Match Day was last Friday and the graduating class of 2013 at Stanford School of Medicine had an amazing match list. The class matching this year was the class I originally started with back in Fall of 2009, so I was especially overcome with emotions. I felt joyful, excited, nostalgic, and also…anxious?
Yes, I will admit, a little part of me felt anxious. Seeing all my classmates with their future career paths spreading in front of them illuminated like the Yellow Brick Road made me wonder…how do I find my place in the vast world of medicine that will lead me to the happiness my classmates are experiencing? I am a bit of a commitment-phobe and the thought of limiting myself to one medical specialty makes me feel claustrophobic at times. I loved many of my rotations – the joy of interacting with adorable pediatric patients, the brain work-out I got in internal medicine, and the technical skills I learned on surgery. I haven’t even delivered a baby yet! I have always lived my life thinking that I can do and explore anything as long as I set my mind to it, but in this case, choosing one medical specialty is the only feasible outcome. But that doesn’t change the fact that it makes me nervous.
Why does it make me nervous? Quite simply, I’m afraid of making a mistake in choosing what field I pursue, and that I would spend the rest of my life regretting it. As a medical student, our experience in a field is pretty different from an attending’s, and we have to make our decision based off of what we think the specialty will be after training. Switching residencies is not unheard of, but it sure isn’t an easy process. Many of my classmates seemed to have experienced “A-Ha!” moments when a light went off and they just knew that this was what they couldn’t do without. (Yes, apparently some people can’t live without cutting into brains routinely. Who knew?!) But does everyone get to that point?
In speaking with many mentors and students about this topic, I have come across the following points to consider when choosing the right medical specialty for you. I hope this can be helpful to some medical students out there in the same boat as me. (And all this time you thought I was just going to go on about my own worries. Lucky for you, that is not the case. This time.)
I think it helps me to think that at the end of the day, I will still be a physician, improving others’ quality of life no matter which field I end up choosing.

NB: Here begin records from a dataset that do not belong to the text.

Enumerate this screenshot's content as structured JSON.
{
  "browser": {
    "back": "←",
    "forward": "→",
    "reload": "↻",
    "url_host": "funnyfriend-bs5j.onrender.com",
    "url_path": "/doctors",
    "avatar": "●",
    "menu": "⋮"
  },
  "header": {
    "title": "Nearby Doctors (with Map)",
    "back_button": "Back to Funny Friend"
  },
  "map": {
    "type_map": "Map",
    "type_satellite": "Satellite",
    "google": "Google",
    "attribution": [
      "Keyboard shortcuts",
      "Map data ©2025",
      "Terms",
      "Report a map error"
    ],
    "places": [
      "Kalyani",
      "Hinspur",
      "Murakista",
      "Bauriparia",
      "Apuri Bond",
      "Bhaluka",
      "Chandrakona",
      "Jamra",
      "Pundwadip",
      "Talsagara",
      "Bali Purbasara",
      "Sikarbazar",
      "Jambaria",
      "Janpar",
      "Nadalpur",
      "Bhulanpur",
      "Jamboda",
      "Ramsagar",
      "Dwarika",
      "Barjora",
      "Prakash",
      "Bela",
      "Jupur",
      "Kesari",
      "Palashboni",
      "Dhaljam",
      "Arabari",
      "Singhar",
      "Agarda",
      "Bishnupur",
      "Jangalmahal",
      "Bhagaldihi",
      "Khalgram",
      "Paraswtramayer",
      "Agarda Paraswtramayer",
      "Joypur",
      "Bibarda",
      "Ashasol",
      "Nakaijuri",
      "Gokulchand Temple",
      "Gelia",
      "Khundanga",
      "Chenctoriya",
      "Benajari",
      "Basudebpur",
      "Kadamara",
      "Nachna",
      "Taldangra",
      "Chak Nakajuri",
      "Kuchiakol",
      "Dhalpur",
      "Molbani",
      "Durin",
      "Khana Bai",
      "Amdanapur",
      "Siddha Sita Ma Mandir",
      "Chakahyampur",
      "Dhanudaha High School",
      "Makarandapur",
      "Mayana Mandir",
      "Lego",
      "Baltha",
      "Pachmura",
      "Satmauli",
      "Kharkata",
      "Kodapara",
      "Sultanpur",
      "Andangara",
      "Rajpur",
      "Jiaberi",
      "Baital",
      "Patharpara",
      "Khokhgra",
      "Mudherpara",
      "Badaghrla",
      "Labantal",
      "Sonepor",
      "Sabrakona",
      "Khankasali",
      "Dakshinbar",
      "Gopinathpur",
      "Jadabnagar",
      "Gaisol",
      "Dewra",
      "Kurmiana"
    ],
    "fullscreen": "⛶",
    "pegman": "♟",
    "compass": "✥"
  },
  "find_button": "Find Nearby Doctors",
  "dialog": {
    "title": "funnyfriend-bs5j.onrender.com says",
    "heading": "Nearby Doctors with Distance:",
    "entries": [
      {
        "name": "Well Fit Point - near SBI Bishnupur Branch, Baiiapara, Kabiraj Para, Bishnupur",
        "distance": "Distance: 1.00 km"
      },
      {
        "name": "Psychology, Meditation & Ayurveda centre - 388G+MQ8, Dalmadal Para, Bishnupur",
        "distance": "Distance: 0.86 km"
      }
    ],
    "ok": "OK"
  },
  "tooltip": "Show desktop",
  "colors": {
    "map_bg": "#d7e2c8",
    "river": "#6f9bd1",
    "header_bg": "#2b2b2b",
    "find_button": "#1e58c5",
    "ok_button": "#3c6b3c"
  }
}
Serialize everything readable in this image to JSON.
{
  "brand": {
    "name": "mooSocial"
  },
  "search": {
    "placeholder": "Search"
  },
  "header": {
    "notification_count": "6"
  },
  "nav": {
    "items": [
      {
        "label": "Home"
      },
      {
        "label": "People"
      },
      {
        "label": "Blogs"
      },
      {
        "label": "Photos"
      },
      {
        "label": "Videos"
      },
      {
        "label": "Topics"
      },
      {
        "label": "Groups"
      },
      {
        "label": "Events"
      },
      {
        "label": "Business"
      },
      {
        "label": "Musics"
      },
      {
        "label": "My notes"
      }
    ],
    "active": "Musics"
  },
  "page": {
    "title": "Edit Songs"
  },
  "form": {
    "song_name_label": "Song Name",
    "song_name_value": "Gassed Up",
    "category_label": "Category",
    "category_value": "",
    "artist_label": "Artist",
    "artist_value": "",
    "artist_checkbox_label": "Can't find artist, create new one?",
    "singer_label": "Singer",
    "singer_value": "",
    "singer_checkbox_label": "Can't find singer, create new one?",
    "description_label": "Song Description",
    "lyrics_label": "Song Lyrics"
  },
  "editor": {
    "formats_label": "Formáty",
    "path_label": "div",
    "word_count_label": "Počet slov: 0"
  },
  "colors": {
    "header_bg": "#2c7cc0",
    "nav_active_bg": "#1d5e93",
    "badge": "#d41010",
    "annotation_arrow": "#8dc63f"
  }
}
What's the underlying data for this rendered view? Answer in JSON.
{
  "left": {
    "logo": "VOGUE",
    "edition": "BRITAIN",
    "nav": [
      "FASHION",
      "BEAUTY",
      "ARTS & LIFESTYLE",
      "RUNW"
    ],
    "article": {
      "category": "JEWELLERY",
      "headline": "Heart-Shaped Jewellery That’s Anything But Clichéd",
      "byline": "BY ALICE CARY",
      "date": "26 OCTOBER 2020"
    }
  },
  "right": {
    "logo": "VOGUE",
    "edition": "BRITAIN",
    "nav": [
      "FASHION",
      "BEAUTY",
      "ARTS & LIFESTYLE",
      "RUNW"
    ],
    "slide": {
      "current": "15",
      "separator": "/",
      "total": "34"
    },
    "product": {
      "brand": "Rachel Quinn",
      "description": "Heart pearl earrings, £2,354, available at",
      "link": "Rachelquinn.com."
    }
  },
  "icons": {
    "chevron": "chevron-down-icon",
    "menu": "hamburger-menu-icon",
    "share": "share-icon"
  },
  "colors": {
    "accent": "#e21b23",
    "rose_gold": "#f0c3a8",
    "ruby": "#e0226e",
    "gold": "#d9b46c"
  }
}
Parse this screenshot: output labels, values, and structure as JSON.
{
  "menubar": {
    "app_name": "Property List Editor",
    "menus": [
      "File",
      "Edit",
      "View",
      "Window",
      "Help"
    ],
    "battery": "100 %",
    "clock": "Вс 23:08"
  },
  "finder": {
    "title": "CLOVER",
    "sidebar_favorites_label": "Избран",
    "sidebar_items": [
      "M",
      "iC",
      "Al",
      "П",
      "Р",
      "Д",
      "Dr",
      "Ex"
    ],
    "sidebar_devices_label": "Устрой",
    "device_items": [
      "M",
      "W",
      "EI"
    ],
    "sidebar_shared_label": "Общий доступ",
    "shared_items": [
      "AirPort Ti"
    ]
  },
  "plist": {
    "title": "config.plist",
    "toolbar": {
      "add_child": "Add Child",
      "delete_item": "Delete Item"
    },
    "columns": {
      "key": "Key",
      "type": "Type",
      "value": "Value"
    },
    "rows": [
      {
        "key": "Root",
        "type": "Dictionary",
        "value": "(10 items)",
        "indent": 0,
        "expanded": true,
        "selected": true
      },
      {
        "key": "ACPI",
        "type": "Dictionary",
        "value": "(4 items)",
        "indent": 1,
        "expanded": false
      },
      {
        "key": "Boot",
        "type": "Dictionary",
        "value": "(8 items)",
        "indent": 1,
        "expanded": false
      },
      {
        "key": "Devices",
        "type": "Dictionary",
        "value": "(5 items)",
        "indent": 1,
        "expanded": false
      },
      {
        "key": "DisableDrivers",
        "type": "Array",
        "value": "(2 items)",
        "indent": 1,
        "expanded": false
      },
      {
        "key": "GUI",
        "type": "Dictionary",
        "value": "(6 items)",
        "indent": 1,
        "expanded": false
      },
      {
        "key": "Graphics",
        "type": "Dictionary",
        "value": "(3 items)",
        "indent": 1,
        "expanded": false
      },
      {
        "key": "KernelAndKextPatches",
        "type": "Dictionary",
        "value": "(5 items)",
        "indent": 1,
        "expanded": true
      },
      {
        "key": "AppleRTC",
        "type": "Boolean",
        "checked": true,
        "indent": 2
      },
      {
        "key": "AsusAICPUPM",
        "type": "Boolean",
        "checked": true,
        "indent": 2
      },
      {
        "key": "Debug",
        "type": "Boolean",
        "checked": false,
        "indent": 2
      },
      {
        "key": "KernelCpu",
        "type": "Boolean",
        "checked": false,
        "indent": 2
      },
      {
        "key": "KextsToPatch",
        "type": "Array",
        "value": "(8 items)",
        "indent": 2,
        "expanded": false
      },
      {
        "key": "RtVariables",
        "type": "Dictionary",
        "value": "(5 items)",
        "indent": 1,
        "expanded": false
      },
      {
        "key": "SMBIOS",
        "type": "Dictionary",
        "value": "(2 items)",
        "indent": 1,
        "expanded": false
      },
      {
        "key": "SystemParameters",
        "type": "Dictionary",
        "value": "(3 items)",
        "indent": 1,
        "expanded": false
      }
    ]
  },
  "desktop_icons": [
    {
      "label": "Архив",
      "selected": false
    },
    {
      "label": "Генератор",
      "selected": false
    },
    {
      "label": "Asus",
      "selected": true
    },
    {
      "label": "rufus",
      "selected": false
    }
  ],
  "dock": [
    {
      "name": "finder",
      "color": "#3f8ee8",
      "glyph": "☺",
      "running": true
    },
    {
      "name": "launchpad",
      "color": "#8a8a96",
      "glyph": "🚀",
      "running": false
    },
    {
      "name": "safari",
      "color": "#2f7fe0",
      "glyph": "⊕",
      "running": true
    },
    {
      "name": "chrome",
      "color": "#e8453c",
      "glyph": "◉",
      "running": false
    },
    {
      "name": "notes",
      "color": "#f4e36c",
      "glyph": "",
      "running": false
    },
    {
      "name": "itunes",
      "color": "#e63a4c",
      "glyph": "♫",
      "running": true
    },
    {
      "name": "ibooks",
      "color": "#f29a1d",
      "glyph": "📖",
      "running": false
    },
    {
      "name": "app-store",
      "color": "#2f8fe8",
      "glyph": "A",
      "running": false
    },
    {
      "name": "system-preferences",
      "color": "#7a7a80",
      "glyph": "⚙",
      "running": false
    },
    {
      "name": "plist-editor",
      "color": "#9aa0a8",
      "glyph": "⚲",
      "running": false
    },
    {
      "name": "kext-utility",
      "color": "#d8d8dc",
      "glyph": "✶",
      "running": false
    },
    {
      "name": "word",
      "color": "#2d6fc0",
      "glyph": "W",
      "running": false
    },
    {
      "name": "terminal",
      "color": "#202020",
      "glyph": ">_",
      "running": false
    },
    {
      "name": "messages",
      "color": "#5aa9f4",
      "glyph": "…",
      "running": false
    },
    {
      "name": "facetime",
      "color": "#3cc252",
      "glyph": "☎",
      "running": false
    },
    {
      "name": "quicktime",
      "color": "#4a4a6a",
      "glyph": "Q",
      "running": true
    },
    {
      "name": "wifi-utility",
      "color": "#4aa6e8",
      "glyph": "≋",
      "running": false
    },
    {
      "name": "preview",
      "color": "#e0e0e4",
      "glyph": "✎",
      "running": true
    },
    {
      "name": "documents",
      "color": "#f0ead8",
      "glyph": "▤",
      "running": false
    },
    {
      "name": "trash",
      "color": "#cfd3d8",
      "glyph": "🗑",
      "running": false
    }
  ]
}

And that in of itself is comforting. As for what type of doc I’m going to be, that’s something you and I are going to find out over the next few months together.